Task goal
Each record below must be returned exactly as shown.

[Records from a dataset]
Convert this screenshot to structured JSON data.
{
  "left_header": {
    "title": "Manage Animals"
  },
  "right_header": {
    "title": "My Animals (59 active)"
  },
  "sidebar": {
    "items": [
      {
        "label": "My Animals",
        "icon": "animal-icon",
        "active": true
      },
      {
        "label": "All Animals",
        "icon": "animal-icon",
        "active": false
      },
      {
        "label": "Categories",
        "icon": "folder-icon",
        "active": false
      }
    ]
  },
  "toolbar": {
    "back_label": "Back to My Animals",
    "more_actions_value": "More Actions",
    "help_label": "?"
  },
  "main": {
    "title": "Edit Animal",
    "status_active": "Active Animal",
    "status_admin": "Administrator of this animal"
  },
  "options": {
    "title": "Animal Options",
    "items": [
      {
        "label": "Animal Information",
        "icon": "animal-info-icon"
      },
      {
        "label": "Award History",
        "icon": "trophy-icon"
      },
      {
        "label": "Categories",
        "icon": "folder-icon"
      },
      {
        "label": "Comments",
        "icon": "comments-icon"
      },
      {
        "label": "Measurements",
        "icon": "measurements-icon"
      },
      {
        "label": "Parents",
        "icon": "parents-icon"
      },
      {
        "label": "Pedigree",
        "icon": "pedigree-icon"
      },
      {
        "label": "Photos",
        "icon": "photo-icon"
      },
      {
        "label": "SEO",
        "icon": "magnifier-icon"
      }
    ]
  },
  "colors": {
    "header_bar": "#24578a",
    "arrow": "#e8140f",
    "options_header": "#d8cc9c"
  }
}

Written solution
Convert this screenshot to structured JSON data.
{
  "left_header": {
    "title": "Manage Animals"
  },
  "right_header": {
    "title": "My Animals (59 active)"
  },
  "sidebar": {
    "items": [
      {
        "label": "My Animals",
        "icon": "animal-icon",
        "active": true
      },
      {
        "label": "All Animals",
        "icon": "animal-icon",
        "active": false
      },
      {
        "label": "Categories",
        "icon": "folder-icon",
        "active": false
      }
    ]
  },
  "toolbar": {
    "back_label": "Back to My Animals",
    "more_actions_value": "More Actions",
    "help_label": "?"
  },
  "main": {
    "title": "Edit Animal",
    "status_active": "Active Animal",
    "status_admin": "Administrator of this animal"
  },
  "options": {
    "title": "Animal Options",
    "items": [
      {
        "label": "Animal Information",
        "icon": "animal-info-icon"
      },
      {
        "label": "Award History",
        "icon": "trophy-icon"
      },
      {
        "label": "Categories",
        "icon": "folder-icon"
      },
      {
        "label": "Comments",
        "icon": "comments-icon"
      },
      {
        "label": "Measurements",
        "icon": "measurements-icon"
      },
      {
        "label": "Parents",
        "icon": "parents-icon"
      },
      {
        "label": "Pedigree",
        "icon": "pedigree-icon"
      },
      {
        "label": "Photos",
        "icon": "photo-icon"
      },
      {
        "label": "SEO",
        "icon": "magnifier-icon"
      }
    ]
  },
  "colors": {
    "header_bar": "#24578a",
    "arrow": "#e8140f",
    "options_header": "#d8cc9c"
  }
}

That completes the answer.